### To do
From the first entry to the last, copy each one exactly.

### Material provided
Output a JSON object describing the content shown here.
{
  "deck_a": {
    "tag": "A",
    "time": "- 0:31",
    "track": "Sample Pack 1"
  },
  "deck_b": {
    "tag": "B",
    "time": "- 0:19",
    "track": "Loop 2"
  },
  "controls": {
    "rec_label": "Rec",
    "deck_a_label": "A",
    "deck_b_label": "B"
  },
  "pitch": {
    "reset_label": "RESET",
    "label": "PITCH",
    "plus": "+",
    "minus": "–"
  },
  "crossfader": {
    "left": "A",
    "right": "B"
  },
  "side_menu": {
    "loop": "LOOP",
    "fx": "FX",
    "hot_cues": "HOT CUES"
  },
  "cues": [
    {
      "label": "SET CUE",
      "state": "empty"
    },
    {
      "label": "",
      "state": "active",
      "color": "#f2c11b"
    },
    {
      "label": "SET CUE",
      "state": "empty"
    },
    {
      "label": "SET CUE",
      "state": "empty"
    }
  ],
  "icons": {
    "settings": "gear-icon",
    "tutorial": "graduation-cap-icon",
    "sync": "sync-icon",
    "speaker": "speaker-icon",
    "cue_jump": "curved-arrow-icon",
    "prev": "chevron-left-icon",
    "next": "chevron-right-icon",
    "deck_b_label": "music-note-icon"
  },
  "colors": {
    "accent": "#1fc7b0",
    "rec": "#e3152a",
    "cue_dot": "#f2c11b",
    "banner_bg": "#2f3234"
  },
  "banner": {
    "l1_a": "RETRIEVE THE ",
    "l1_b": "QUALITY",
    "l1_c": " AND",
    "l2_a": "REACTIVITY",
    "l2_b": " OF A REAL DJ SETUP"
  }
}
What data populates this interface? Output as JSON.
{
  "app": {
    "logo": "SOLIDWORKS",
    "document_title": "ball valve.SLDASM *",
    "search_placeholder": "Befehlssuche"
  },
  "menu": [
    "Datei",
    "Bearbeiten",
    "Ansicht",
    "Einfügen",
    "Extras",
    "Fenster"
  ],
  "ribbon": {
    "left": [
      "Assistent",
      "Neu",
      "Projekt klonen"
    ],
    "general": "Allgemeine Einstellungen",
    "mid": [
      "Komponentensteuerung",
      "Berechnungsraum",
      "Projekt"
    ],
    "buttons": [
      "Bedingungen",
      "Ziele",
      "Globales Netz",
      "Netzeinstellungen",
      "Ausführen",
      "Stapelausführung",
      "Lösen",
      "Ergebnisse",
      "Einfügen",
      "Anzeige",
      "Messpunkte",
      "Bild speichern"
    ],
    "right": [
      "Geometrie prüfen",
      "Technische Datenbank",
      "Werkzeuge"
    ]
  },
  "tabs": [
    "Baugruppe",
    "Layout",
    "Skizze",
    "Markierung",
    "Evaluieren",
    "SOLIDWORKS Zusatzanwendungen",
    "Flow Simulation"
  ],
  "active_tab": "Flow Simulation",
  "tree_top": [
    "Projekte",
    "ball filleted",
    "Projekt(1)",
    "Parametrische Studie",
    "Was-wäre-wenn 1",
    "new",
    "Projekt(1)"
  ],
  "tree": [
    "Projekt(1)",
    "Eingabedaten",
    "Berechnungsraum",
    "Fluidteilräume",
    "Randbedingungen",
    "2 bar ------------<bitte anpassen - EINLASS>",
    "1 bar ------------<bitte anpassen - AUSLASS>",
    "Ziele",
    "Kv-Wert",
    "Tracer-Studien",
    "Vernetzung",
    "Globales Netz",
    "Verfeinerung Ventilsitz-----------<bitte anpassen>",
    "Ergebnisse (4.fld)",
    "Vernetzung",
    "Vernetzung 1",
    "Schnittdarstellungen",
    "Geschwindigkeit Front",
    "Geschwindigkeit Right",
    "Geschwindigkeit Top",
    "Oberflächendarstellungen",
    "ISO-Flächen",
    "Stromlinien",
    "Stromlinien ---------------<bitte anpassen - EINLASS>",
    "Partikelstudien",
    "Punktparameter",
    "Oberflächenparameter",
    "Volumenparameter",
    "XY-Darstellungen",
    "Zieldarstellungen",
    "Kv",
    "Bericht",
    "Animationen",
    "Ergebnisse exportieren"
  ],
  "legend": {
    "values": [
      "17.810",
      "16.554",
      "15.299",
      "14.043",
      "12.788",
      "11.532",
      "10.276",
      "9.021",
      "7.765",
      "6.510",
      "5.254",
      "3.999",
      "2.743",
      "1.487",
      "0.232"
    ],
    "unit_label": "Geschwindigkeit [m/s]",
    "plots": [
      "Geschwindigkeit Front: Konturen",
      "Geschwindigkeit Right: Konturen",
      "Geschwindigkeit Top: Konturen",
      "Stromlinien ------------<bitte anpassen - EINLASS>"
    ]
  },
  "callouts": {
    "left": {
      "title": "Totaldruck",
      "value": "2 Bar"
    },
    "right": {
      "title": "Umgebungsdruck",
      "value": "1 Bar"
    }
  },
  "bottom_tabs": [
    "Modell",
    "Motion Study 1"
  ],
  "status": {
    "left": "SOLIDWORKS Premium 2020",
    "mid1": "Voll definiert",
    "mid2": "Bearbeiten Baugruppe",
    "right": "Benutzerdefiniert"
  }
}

### Exercise response
Output a JSON object describing the content shown here.
{
  "deck_a": {
    "tag": "A",
    "time": "- 0:31",
    "track": "Sample Pack 1"
  },
  "deck_b": {
    "tag": "B",
    "time": "- 0:19",
    "track": "Loop 2"
  },
  "controls": {
    "rec_label": "Rec",
    "deck_a_label": "A",
    "deck_b_label": "B"
  },
  "pitch": {
    "reset_label": "RESET",
    "label": "PITCH",
    "plus": "+",
    "minus": "–"
  },
  "crossfader": {
    "left": "A",
    "right": "B"
  },
  "side_menu": {
    "loop": "LOOP",
    "fx": "FX",
    "hot_cues": "HOT CUES"
  },
  "cues": [
    {
      "label": "SET CUE",
      "state": "empty"
    },
    {
      "label": "",
      "state": "active",
      "color": "#f2c11b"
    },
    {
      "label": "SET CUE",
      "state": "empty"
    },
    {
      "label": "SET CUE",
      "state": "empty"
    }
  ],
  "icons": {
    "settings": "gear-icon",
    "tutorial": "graduation-cap-icon",
    "sync": "sync-icon",
    "speaker": "speaker-icon",
    "cue_jump": "curved-arrow-icon",
    "prev": "chevron-left-icon",
    "next": "chevron-right-icon",
    "deck_b_label": "music-note-icon"
  },
  "colors": {
    "accent": "#1fc7b0",
    "rec": "#e3152a",
    "cue_dot": "#f2c11b",
    "banner_bg": "#2f3234"
  },
  "banner": {
    "l1_a": "RETRIEVE THE ",
    "l1_b": "QUALITY",
    "l1_c": " AND",
    "l2_a": "REACTIVITY",
    "l2_b": " OF A REAL DJ SETUP"
  }
}
What data populates this interface? Output as JSON.
{
  "app": {
    "logo": "SOLIDWORKS",
    "document_title": "ball valve.SLDASM *",
    "search_placeholder": "Befehlssuche"
  },
  "menu": [
    "Datei",
    "Bearbeiten",
    "Ansicht",
    "Einfügen",
    "Extras",
    "Fenster"
  ],
  "ribbon": {
    "left": [
      "Assistent",
      "Neu",
      "Projekt klonen"
    ],
    "general": "Allgemeine Einstellungen",
    "mid": [
      "Komponentensteuerung",
      "Berechnungsraum",
      "Projekt"
    ],
    "buttons": [
      "Bedingungen",
      "Ziele",
      "Globales Netz",
      "Netzeinstellungen",
      "Ausführen",
      "Stapelausführung",
      "Lösen",
      "Ergebnisse",
      "Einfügen",
      "Anzeige",
      "Messpunkte",
      "Bild speichern"
    ],
    "right": [
      "Geometrie prüfen",
      "Technische Datenbank",
      "Werkzeuge"
    ]
  },
  "tabs": [
    "Baugruppe",
    "Layout",
    "Skizze",
    "Markierung",
    "Evaluieren",
    "SOLIDWORKS Zusatzanwendungen",
    "Flow Simulation"
  ],
  "active_tab": "Flow Simulation",
  "tree_top": [
    "Projekte",
    "ball filleted",
    "Projekt(1)",
    "Parametrische Studie",
    "Was-wäre-wenn 1",
    "new",
    "Projekt(1)"
  ],
  "tree": [
    "Projekt(1)",
    "Eingabedaten",
    "Berechnungsraum",
    "Fluidteilräume",
    "Randbedingungen",
    "2 bar ------------<bitte anpassen - EINLASS>",
    "1 bar ------------<bitte anpassen - AUSLASS>",
    "Ziele",
    "Kv-Wert",
    "Tracer-Studien",
    "Vernetzung",
    "Globales Netz",
    "Verfeinerung Ventilsitz-----------<bitte anpassen>",
    "Ergebnisse (4.fld)",
    "Vernetzung",
    "Vernetzung 1",
    "Schnittdarstellungen",
    "Geschwindigkeit Front",
    "Geschwindigkeit Right",
    "Geschwindigkeit Top",
    "Oberflächendarstellungen",
    "ISO-Flächen",
    "Stromlinien",
    "Stromlinien ---------------<bitte anpassen - EINLASS>",
    "Partikelstudien",
    "Punktparameter",
    "Oberflächenparameter",
    "Volumenparameter",
    "XY-Darstellungen",
    "Zieldarstellungen",
    "Kv",
    "Bericht",
    "Animationen",
    "Ergebnisse exportieren"
  ],
  "legend": {
    "values": [
      "17.810",
      "16.554",
      "15.299",
      "14.043",
      "12.788",
      "11.532",
      "10.276",
      "9.021",
      "7.765",
      "6.510",
      "5.254",
      "3.999",
      "2.743",
      "1.487",
      "0.232"
    ],
    "unit_label": "Geschwindigkeit [m/s]",
    "plots": [
      "Geschwindigkeit Front: Konturen",
      "Geschwindigkeit Right: Konturen",
      "Geschwindigkeit Top: Konturen",
      "Stromlinien ------------<bitte anpassen - EINLASS>"
    ]
  },
  "callouts": {
    "left": {
      "title": "Totaldruck",
      "value": "2 Bar"
    },
    "right": {
      "title": "Umgebungsdruck",
      "value": "1 Bar"
    }
  },
  "bottom_tabs": [
    "Modell",
    "Motion Study 1"
  ],
  "status": {
    "left": "SOLIDWORKS Premium 2020",
    "mid1": "Voll definiert",
    "mid2": "Bearbeiten Baugruppe",
    "right": "Benutzerdefiniert"
  }
}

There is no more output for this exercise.